Listening to The Video Game History Hour podcast made me think more about game preservation. Specifically, the issues of preserving mobile games for smart devices. Gacha games are difficult to fully preserve unless the developers choose to make offline versions, usually leaving players to archive assets on their own. Stand-alone mobile games are also tricky; due to Apple and Android operating systems receiving regular upgrades, it becomes difficult over time for developers to maintain their games. As a result, many devs will simply opt to delist their games. To make matters more complicated, iOS being such a closed operating system means that emulation is difficult, and obtaining exclusive games that are delisted requires sideloading methods. The frustrations of fleeting digital media ownership on top of everything is a conversation for another day, but it’s the unfortunate cherry on a shit sundae. For example, one of the games I remembered was one that I legally own but can no longer access since it was a) delisted and b) I no longer own an Apple device with an old enough version of iOS to even play it. With so many mobile games available on smart devices, I wanted to examine a couple of games from the early 2010’s that received ports to other consoles, and one more that didn’t/hasn’t been ported, and why that is concerning.
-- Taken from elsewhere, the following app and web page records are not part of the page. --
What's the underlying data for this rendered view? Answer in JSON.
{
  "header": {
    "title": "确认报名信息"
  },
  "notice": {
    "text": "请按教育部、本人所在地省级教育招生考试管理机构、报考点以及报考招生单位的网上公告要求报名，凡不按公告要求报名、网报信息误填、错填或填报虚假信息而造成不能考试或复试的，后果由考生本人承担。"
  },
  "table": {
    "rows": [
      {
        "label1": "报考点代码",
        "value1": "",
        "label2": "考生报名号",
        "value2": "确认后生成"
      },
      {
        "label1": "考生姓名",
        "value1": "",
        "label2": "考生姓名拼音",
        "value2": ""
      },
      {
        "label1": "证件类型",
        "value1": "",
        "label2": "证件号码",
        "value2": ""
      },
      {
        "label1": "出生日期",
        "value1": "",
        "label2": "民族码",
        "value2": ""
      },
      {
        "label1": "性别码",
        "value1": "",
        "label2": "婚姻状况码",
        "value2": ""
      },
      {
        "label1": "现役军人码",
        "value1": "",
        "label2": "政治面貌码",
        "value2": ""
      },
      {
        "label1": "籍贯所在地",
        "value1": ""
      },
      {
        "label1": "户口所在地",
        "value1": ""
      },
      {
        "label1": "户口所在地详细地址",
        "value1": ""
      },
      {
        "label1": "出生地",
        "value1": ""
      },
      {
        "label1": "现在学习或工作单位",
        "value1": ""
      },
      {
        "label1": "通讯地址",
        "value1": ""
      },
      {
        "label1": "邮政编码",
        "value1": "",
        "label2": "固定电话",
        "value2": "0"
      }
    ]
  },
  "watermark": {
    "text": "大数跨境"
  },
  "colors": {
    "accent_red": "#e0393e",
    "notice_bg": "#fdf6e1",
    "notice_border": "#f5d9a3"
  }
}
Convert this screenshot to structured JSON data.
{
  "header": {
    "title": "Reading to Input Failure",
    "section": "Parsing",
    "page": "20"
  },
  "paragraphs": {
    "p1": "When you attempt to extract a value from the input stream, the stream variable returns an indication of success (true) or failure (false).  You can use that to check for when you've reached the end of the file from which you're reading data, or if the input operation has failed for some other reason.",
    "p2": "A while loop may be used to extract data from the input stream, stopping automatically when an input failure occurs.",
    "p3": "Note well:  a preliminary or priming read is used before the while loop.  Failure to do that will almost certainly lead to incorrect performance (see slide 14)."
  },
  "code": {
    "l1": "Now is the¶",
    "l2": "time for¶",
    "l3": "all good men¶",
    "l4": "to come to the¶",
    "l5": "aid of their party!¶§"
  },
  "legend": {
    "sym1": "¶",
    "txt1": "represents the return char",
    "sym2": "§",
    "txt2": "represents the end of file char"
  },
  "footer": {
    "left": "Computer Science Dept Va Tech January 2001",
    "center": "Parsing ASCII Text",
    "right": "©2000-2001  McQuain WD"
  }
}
Chaos Rings are a series of turn-based RPGs published by Square Enix around the early 2010’s for mobile devices and later ported to the PS Vita. The games were developed by Media.Vision, who originally worked on the Wild Arms series and later Valkyria Chronicles entries. The first Chaos Rings game involves a group of couples forced into a death tournament by a menacing entity. Of course, things are not as simple as they seem, and the game’s plot is later revealed to be the more complicated plannings of a higher being.
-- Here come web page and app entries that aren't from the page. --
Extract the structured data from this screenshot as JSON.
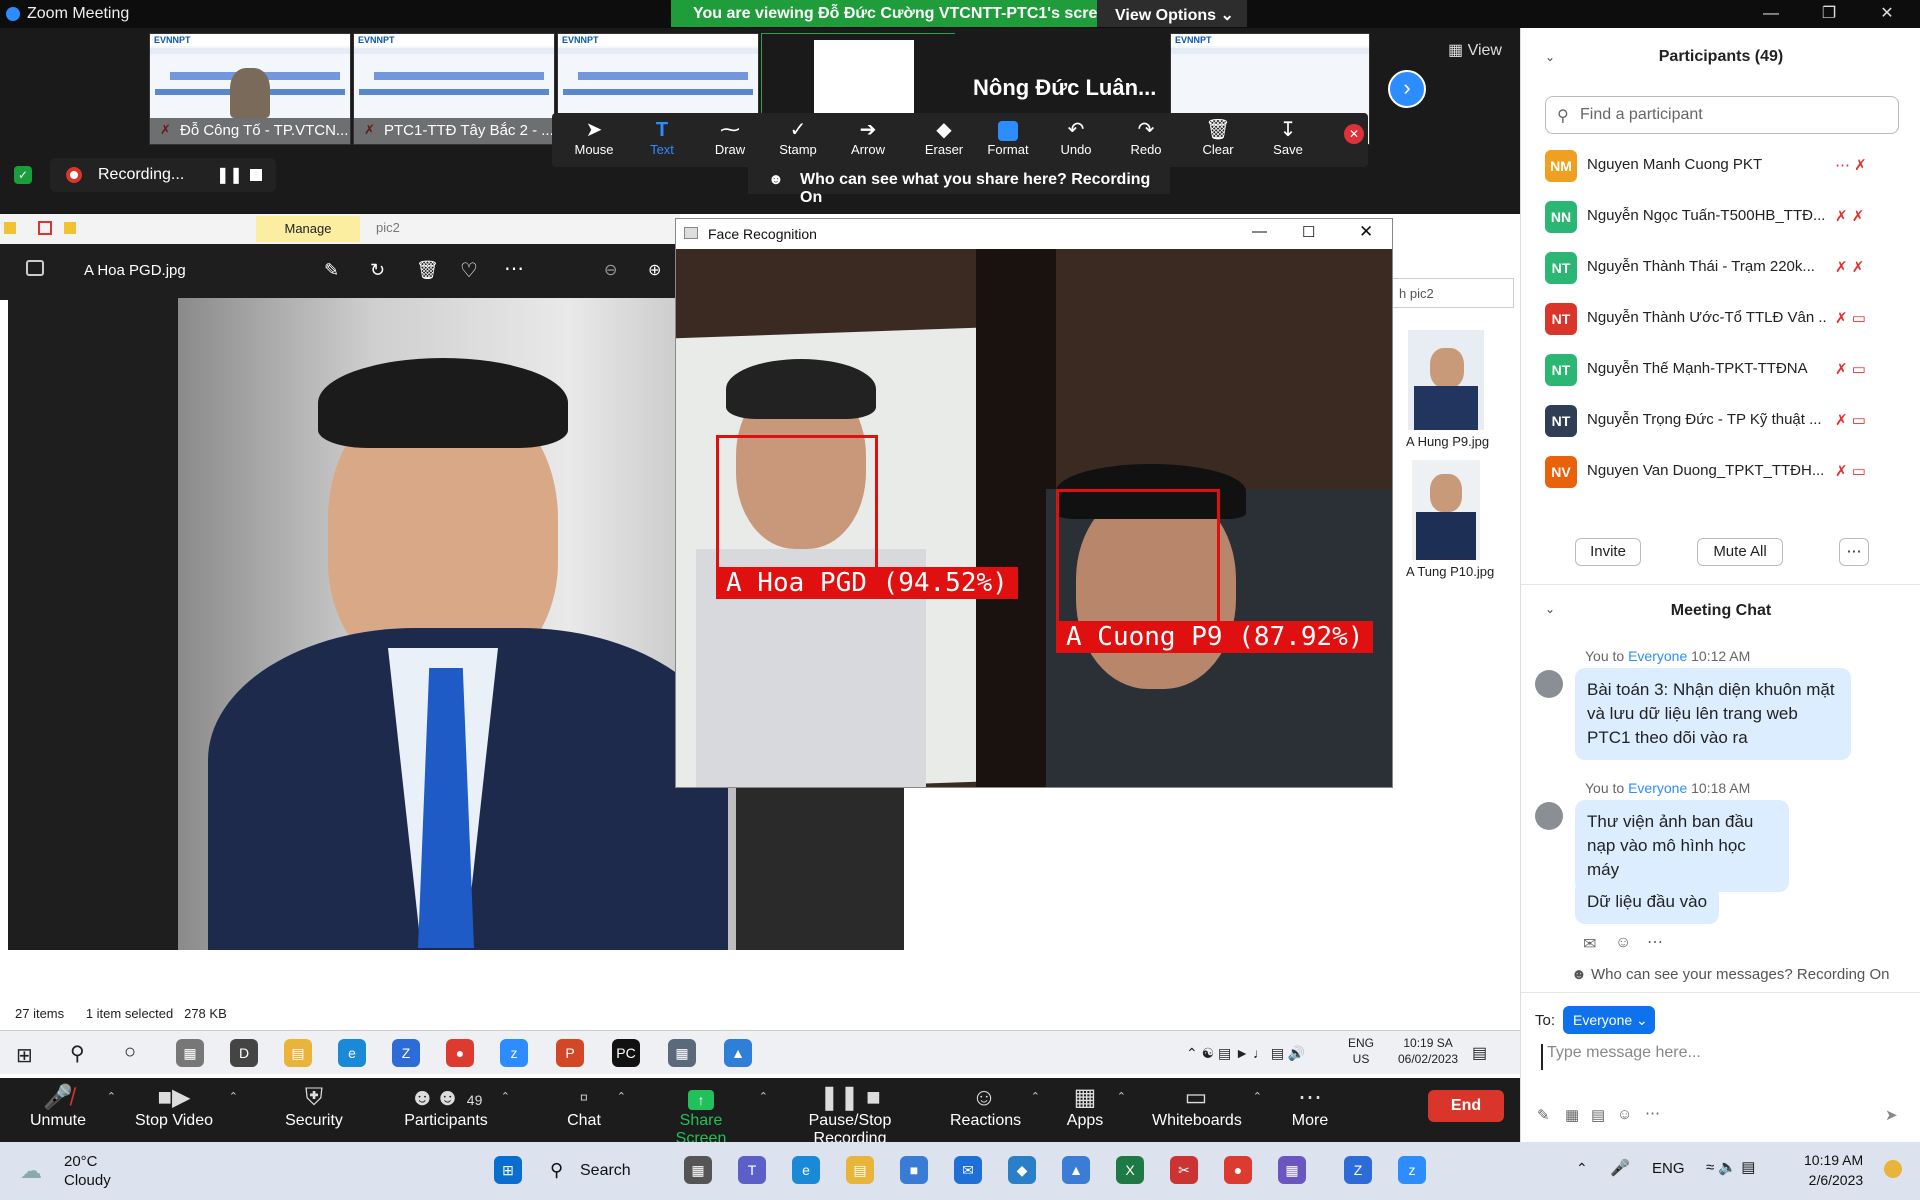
{
  "window": {
    "title": "Zoom Meeting"
  },
  "banner": {
    "message": "You are viewing Đỗ Đức Cường VTCNTT-PTC1's screen",
    "options_label": "View Options"
  },
  "thumbnails": [
    {
      "label": "Đỗ Công Tố - TP.VTCN..."
    },
    {
      "label": "PTC1-TTĐ Tây Bắc 2 - ..."
    },
    {
      "label": ""
    },
    {
      "label": ""
    }
  ],
  "active_speaker_name": "Nông Đức Luân...",
  "view_label": "View",
  "recording": {
    "label": "Recording..."
  },
  "annotate": {
    "tools": [
      "Mouse",
      "Text",
      "Draw",
      "Stamp",
      "Arrow",
      "Eraser",
      "Format",
      "Undo",
      "Redo",
      "Clear",
      "Save"
    ],
    "notice": "Who can see what you share here? Recording On"
  },
  "photos": {
    "manage_tab": "Manage",
    "pic_tab": "pic2",
    "filename": "A Hoa PGD.jpg",
    "status": {
      "items": "27 items",
      "selected": "1 item selected",
      "size": "278 KB"
    },
    "explorer_search": "h pic2",
    "files": [
      "A Hung P9.jpg",
      "A Tung P10.jpg"
    ]
  },
  "face_window": {
    "title": "Face Recognition",
    "detections": [
      {
        "name": "A Hoa PGD",
        "confidence": "(94.52%)"
      },
      {
        "name": "A Cuong P9",
        "confidence": "(87.92%)"
      }
    ]
  },
  "inner_taskbar": {
    "lang": "ENG",
    "region": "US",
    "time": "10:19 SA",
    "date": "06/02/2023"
  },
  "toolbar": {
    "unmute": "Unmute",
    "stop_video": "Stop Video",
    "security": "Security",
    "participants": "Participants",
    "participants_count": "49",
    "chat": "Chat",
    "share": "Share Screen",
    "recording": "Pause/Stop Recording",
    "reactions": "Reactions",
    "apps": "Apps",
    "whiteboards": "Whiteboards",
    "more": "More",
    "end": "End"
  },
  "participants": {
    "header": "Participants (49)",
    "search_placeholder": "Find a participant",
    "list": [
      {
        "initials": "NM",
        "name": "Nguyen Manh Cuong PKT",
        "color": "#f0a020"
      },
      {
        "initials": "NN",
        "name": "Nguyễn Ngọc Tuấn-T500HB_TTĐ...",
        "color": "#2bb673"
      },
      {
        "initials": "NT",
        "name": "Nguyễn Thành Thái - Trạm 220k...",
        "color": "#2bb673"
      },
      {
        "initials": "NT",
        "name": "Nguyễn Thành Ước-Tổ TTLĐ Vân ...",
        "color": "#d9352a"
      },
      {
        "initials": "NT",
        "name": "Nguyễn Thế Mạnh-TPKT-TTĐNA",
        "color": "#2bb673"
      },
      {
        "initials": "NT",
        "name": "Nguyễn Trọng Đức - TP Kỹ thuật ...",
        "color": "#2f3e55"
      },
      {
        "initials": "NV",
        "name": "Nguyen Van Duong_TPKT_TTĐH...",
        "color": "#e8620a"
      }
    ],
    "invite": "Invite",
    "mute_all": "Mute All"
  },
  "chat": {
    "header": "Meeting Chat",
    "messages": [
      {
        "sender": "You to ",
        "to": "Everyone",
        "time": "10:12 AM",
        "text": "Bài toán 3: Nhận diện khuôn mặt và lưu dữ liệu lên trang web PTC1 theo dõi vào ra"
      },
      {
        "sender": "You to ",
        "to": "Everyone",
        "time": "10:18 AM",
        "text": "Thư viện ảnh ban đầu nạp vào mô hình học máy"
      },
      {
        "text": "Dữ liệu đầu vào"
      }
    ],
    "notice": "Who can see your messages? Recording On",
    "to_label": "To:",
    "to_value": "Everyone",
    "input_placeholder": "Type message here..."
  },
  "os_taskbar": {
    "weather_temp": "20°C",
    "weather_desc": "Cloudy",
    "search": "Search",
    "lang": "ENG",
    "time": "10:19 AM",
    "date": "2/6/2023"
  }
}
Chaos Rings I is interesting from a technical and mechanical standpoint. The series l is a genuine effort from Square Enix to create fully realized JRPGs for mobile devices, with design nods to old-school JRPGs balanced out with accessible mechanics for more casual gameplay. For example, the first three games utilize 3D models on top of pre-rendered backgrounds, evoking the feel from PS1 Final Fantasy games. The first game allows players to set the levels of enemies in each area, which allows for easier exploration and the ability to grind levels more easily. In combat, the couples can function as either independent entities or pair up; pairing up allows for more damage done in a single turn but both characters will receive damage at the same time if attacked. Both characters can also learn and equip various skills from “genes” that can be obtained by defeating enemies.